As a part of the Pursuing Cultural Humility grant, on Oct. 29, students, faculty, and the surrounding community were exposed to the culture of recovery and art in Findlay.
Volunteer coordinator at FOCUS, Ben Hippensteel, and fourth year pharmacy student at the University of Findlay, Victoria Ayoola, hosted the event “Right Brain, Right Recovery”, in the Jebbett Meeting room at the College of Business building.
The event showcased pieces of art from four different local artists who were inspired by people in the community that were going through recovery.
“Since I have a studio at the Jones building and know the artists here in town, I thought it would be really cool to connect people who were in recovery with artists in town,” Hippensteel said. “The person in recovery would sit down with the artist and tell them about their journey and then the artist would be inspired by the person’s story and would create a piece based on their story.”
According to Hippensteel, this project is a part of the larger grant of Pursuing Cultural Humility that the Buford Center on campus was awarded last year.
“The key was to create a project within your community that created a culture of humility, diversity, and exposure of something completely different than something Findlay hasn’t seen before, or wasn’t aware that was there,” Hippensteel said. “Within that, I wanted the people in recovery to be exposed [to] the art world and the art culture and realize that they are cultural beings and that their story had power in a different way.”
Ayoola and Hippensteel were paired together after Hippensteel’s original student partner graduated and Ayoola’s initial project fell through with Century Health.

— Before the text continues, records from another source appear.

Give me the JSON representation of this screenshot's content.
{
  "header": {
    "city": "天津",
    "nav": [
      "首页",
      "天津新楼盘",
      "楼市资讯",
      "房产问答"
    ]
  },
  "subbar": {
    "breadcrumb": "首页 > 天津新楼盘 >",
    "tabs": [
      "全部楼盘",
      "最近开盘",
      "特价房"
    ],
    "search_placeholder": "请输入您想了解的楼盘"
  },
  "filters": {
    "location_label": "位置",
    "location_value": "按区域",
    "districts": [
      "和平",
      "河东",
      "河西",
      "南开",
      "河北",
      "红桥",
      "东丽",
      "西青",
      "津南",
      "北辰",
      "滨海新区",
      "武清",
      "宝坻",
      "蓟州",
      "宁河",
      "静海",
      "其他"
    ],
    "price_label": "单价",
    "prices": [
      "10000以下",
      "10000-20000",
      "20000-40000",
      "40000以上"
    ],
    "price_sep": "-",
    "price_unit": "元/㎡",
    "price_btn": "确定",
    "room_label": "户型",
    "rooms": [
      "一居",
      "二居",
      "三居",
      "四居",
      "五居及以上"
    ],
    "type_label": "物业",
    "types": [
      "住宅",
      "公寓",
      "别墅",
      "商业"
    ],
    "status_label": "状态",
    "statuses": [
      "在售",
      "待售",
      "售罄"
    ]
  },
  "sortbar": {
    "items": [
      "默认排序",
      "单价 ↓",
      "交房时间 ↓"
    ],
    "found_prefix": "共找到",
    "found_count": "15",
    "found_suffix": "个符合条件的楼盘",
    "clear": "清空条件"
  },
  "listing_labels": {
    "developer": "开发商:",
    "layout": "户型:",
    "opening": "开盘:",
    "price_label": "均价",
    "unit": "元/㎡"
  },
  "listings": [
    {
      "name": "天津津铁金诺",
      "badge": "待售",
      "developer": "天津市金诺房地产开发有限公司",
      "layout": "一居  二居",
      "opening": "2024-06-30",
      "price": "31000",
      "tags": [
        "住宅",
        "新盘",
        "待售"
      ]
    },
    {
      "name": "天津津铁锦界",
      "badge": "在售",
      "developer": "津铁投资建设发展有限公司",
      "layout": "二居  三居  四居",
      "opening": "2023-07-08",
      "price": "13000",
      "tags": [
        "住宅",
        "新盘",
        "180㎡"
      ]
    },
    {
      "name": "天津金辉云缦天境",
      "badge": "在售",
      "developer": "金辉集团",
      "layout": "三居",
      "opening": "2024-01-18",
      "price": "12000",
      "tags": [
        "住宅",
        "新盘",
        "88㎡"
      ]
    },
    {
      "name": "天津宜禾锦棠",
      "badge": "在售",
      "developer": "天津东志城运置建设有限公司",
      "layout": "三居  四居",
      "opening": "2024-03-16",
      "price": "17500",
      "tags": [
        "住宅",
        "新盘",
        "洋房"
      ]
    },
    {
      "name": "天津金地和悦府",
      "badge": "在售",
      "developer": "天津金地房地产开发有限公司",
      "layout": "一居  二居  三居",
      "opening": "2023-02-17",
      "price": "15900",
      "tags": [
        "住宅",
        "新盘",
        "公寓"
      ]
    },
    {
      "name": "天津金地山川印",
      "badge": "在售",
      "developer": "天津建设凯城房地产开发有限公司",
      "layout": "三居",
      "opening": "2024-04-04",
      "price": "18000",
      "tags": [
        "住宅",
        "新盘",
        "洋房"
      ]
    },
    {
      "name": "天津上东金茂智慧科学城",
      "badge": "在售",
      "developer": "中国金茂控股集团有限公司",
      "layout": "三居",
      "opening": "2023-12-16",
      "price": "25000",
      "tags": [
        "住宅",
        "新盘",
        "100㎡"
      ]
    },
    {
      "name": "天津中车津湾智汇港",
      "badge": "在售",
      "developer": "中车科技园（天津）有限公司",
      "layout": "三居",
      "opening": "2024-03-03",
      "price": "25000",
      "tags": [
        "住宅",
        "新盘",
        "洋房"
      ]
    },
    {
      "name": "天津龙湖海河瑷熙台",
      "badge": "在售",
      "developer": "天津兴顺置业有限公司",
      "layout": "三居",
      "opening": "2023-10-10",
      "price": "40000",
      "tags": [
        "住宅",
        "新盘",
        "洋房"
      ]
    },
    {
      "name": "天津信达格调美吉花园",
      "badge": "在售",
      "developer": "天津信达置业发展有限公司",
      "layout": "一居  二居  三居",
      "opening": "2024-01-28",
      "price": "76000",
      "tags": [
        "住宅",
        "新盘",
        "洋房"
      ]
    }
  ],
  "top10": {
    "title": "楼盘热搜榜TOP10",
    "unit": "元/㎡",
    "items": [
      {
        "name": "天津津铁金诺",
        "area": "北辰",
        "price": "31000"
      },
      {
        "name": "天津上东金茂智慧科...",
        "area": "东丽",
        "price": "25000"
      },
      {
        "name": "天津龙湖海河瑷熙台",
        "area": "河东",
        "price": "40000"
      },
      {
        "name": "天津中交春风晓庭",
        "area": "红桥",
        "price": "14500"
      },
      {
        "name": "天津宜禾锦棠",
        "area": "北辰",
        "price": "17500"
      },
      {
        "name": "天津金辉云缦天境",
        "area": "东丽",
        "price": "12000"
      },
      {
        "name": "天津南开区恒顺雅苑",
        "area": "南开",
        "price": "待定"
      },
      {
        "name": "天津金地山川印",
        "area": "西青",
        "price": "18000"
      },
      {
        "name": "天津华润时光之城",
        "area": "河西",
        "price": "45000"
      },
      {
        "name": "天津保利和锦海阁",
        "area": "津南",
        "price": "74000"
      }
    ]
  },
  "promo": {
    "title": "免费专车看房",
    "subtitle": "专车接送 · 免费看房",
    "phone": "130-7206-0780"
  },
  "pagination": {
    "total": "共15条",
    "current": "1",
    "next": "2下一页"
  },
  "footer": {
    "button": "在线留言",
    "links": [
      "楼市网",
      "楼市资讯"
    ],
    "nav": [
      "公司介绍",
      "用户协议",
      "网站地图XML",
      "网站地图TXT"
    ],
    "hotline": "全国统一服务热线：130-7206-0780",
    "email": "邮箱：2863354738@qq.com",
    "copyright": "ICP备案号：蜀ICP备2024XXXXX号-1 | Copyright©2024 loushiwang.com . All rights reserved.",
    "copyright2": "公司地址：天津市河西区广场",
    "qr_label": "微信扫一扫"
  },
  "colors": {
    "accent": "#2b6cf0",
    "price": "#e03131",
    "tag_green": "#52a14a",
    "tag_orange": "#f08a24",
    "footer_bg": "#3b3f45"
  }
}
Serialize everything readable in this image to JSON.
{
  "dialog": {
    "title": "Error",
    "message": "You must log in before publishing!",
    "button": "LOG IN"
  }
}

According to Ayoola, she was more than happy to work with Hippensteel on the project.
“At the end, I really do think it was good pair because I recently got connected with art because I took a painting course in the spring,” said Ayoola. “Ever since then, I have been diving into this little area of art culture that I didn’t know that I had so when they told me that I could be paired up with Ben, I was like ‘yes, I’m all for it’.”
According to Ayoola, her main goal did not change when she first joined the Pursuit of Cultural Humility project, but since then it has become more focused.
“For me, my main goal was to be able to connect with somebody in the community that’s basically being inspired about what I am going to be doing when I graduate,” Ayoola said. “Now, my goal is that people will be truly touched by this experience, that they learn something new, and they have a different mindset about both art culture and recovery culture.”